Youth unemployment is rocketing in the UK and this excellent post from Barbara Ehrenreich and Dedrick Muhammed about the situation in the United States makes it absolutely clear that recession exacerbates social divisions. It is the weak that suffer most, even to the extent of losing some of the fragile individual gains of the past. And in the USA the big division is race.
Left out of the ensuing tangle of commentary on race and class has been the increasing impoverishment—or, we should say, re-impoverishment--of African Americans as a group.She continues

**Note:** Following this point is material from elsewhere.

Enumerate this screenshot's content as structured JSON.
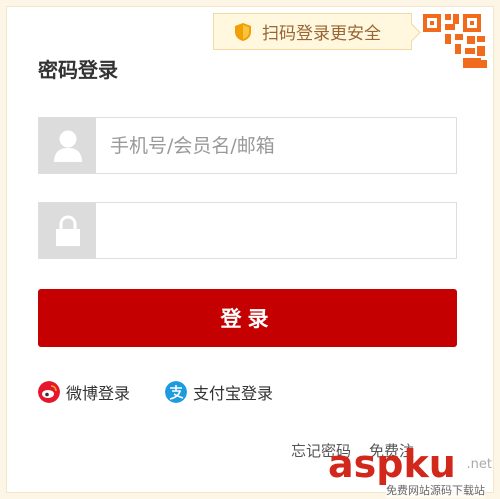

For African Americans – and to a large extent, Latinos – the recession is over. It occurred between 2000 and 2007, as black employment decreased by 2.4 percent and incomes declined by 2.9 percent. During the seven-year long black recession, one third of black children lived in poverty and black unemployment—even among college graduates-- consistently ran at about twice the level of white unemployment. That was the black recession. What’s happening now is a depression.This is another reminder of how the smug complacency of the boom years not only ignored the instability of the financial instruments on which it rested, but also neglected to address the continuing corrosive effect of economic and social inequality and the impoverishment of those at the bottom, even in times of plenty.